The researchers propose the Autonomous Vehicle Public Transportation System (AVPTS), which leverages autonomous vehicles—self-governing, computer controlled vehicles that require no human interaction to get from one destination to another—to build a completely driverless public transportation system. The system would be composed of two components: a control center and a fleet of autonomous vehicles. The process is similar to Uber or Lyft, where a user submits a transportation request via a mobile app, and the request is acted upon by a roaming vehicle. But without drivers, the request is processed via the control center, which acts as the brain. Thanks to advanced communication technologies, the control center can instantaneously transmit instructions to the AVs, while receiving information on the location of the AV, traffic congestion, etc. After the autonomous vehicle receives proper instructions, the fleet completes the request.
Unlike services such as Uber and Lyft, however, the system would be public and payment would remain as cheap as a bus ticket, both possible due to ridesharing capabilities. Ridesharing was incorporated to determine a route for an autonomous vehicle that could accommodate multiple transportation requests. Additionally, it would offer the benefits of AVs compared to traditional vehicles, such as being able to automatically leverage road data and increase safety. But unlike current public transportation with set schedules and multiple stops, the AVs can respond live to custom user demands and road conditions, ultimately improving traffic congestion.
In other words, the Autonomous Vehicle Public Transportation System could become a new business model for public transportation systems utilizing the latest autonomous vehicle technology, an idea already in the works with Tesla.
“The autonomous vehicles, communication technologies, cloud computing for the control center, and mobile apps are all currently available for the system to work,” said Albert Lam, research assistant professor, University of Hong Kong. “The Autonomous Vehicle Public Transportation System could be implemented right now, pending government approval.”

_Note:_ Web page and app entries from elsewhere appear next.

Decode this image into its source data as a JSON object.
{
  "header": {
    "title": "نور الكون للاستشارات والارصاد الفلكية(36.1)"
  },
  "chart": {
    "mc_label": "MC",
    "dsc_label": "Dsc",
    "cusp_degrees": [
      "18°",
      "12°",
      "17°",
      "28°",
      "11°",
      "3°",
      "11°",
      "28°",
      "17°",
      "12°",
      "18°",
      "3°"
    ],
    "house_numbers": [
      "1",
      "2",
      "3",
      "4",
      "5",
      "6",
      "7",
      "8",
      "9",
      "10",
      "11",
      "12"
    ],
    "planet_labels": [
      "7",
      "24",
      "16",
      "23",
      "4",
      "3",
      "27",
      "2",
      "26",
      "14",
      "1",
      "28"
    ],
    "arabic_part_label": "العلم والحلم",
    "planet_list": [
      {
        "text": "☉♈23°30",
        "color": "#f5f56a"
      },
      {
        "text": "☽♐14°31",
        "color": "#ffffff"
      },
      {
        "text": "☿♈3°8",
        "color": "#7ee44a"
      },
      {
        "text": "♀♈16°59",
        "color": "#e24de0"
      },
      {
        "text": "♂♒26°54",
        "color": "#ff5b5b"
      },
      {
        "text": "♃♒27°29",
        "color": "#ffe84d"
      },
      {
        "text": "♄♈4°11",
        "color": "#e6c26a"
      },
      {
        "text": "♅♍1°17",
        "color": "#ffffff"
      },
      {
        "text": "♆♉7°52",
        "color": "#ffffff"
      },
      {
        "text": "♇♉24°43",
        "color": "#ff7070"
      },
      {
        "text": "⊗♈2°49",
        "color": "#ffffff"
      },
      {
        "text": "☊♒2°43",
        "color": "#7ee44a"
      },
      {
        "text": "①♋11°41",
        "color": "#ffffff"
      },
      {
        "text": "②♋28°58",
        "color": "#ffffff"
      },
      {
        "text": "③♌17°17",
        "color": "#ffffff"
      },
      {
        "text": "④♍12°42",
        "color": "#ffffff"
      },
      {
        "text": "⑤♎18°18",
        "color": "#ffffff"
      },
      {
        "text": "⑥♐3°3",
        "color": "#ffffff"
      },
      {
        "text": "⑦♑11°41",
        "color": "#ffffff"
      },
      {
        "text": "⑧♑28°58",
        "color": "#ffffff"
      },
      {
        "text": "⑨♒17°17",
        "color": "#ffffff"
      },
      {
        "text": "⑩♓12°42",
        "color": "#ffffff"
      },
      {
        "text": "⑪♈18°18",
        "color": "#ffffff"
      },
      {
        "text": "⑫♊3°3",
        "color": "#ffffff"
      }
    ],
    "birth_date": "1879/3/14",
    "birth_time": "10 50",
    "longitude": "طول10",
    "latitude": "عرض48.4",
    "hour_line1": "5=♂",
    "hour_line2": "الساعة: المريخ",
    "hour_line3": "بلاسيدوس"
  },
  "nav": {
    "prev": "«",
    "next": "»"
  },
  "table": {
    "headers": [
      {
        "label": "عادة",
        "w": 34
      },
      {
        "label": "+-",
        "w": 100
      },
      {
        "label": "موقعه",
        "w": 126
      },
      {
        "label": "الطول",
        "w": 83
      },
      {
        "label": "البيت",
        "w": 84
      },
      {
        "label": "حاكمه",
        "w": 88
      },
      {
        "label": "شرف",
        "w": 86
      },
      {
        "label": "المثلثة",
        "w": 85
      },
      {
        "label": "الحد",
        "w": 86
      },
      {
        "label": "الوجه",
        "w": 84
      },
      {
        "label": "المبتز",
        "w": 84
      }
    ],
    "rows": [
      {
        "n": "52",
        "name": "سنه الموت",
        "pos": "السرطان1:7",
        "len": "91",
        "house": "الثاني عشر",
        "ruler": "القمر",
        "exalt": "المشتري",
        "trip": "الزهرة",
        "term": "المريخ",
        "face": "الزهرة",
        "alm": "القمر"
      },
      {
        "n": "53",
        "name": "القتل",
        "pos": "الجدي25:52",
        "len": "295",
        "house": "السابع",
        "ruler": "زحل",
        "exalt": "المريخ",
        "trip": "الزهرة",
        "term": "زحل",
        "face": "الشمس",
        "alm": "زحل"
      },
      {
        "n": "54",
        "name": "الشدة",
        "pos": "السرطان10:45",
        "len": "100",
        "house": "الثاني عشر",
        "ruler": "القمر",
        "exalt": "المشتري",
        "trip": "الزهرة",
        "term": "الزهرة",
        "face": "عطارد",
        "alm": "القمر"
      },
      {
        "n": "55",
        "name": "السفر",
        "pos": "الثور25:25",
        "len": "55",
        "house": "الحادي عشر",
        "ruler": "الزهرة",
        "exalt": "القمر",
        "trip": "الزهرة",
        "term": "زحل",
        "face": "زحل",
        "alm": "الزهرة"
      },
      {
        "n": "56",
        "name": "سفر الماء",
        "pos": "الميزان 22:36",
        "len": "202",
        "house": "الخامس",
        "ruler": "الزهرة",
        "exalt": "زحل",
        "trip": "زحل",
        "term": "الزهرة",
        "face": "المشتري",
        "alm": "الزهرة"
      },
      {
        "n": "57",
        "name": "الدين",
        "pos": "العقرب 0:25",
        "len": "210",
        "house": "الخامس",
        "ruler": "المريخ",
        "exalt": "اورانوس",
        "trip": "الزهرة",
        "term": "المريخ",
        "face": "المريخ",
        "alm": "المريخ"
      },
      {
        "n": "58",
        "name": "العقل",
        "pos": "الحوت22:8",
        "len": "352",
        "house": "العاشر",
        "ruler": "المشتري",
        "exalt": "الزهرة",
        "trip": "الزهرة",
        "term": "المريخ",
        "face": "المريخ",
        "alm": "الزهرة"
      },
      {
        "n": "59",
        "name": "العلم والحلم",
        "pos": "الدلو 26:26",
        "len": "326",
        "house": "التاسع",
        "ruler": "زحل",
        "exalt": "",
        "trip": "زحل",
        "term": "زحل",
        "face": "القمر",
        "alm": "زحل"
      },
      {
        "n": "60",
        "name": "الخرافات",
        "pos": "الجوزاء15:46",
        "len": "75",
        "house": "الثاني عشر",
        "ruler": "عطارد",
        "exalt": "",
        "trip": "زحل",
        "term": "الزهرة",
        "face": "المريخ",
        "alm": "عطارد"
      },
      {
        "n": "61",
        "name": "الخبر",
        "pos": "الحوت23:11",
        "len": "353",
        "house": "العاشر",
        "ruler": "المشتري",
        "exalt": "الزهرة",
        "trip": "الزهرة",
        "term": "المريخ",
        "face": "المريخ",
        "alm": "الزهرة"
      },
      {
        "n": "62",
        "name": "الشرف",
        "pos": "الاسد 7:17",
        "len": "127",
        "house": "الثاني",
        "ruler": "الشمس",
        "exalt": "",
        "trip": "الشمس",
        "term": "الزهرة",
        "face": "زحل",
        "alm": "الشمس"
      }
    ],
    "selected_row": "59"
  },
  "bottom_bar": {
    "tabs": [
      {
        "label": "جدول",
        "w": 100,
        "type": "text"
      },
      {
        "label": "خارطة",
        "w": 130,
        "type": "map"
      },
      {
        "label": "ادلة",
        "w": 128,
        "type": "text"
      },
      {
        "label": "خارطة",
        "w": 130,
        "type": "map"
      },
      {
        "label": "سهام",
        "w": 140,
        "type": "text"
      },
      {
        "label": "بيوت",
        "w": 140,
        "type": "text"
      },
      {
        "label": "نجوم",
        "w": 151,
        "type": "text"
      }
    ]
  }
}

Despite a relatively simple concept, the team had to address two complicated problems in its research: scheduling and admission control. With the intricacies that an autonomous vehicle system allows, scheduling is incredibly important. Scheduling includes assigning AVs to the transportation requests, determining the exact routes to take, the time it takes for an AV to travel to the assigned requests and monitoring gasoline needs, all while minimizing total operational costs. Admission control is all about screening requests to maximize profit. For example, a route from San Francisco to New York City would be a non-admissible request.
In order for scheduling and admission control to work simultaneously and cohesively, the researchers used various models and algorithms. The image below represents the operational flow of the request system made possible by these algorithms.
“Scheduling and admission control computations are fast,” said Lam. “In practice, the system would require a high performance computer that could calculate hundreds of requests within seconds.”
If deployed, this system could give public transportation systems some much-needed “street cred” with its ability to support driverless, on-demand, point-to-point services with high throughput, high flexibly, and low cost.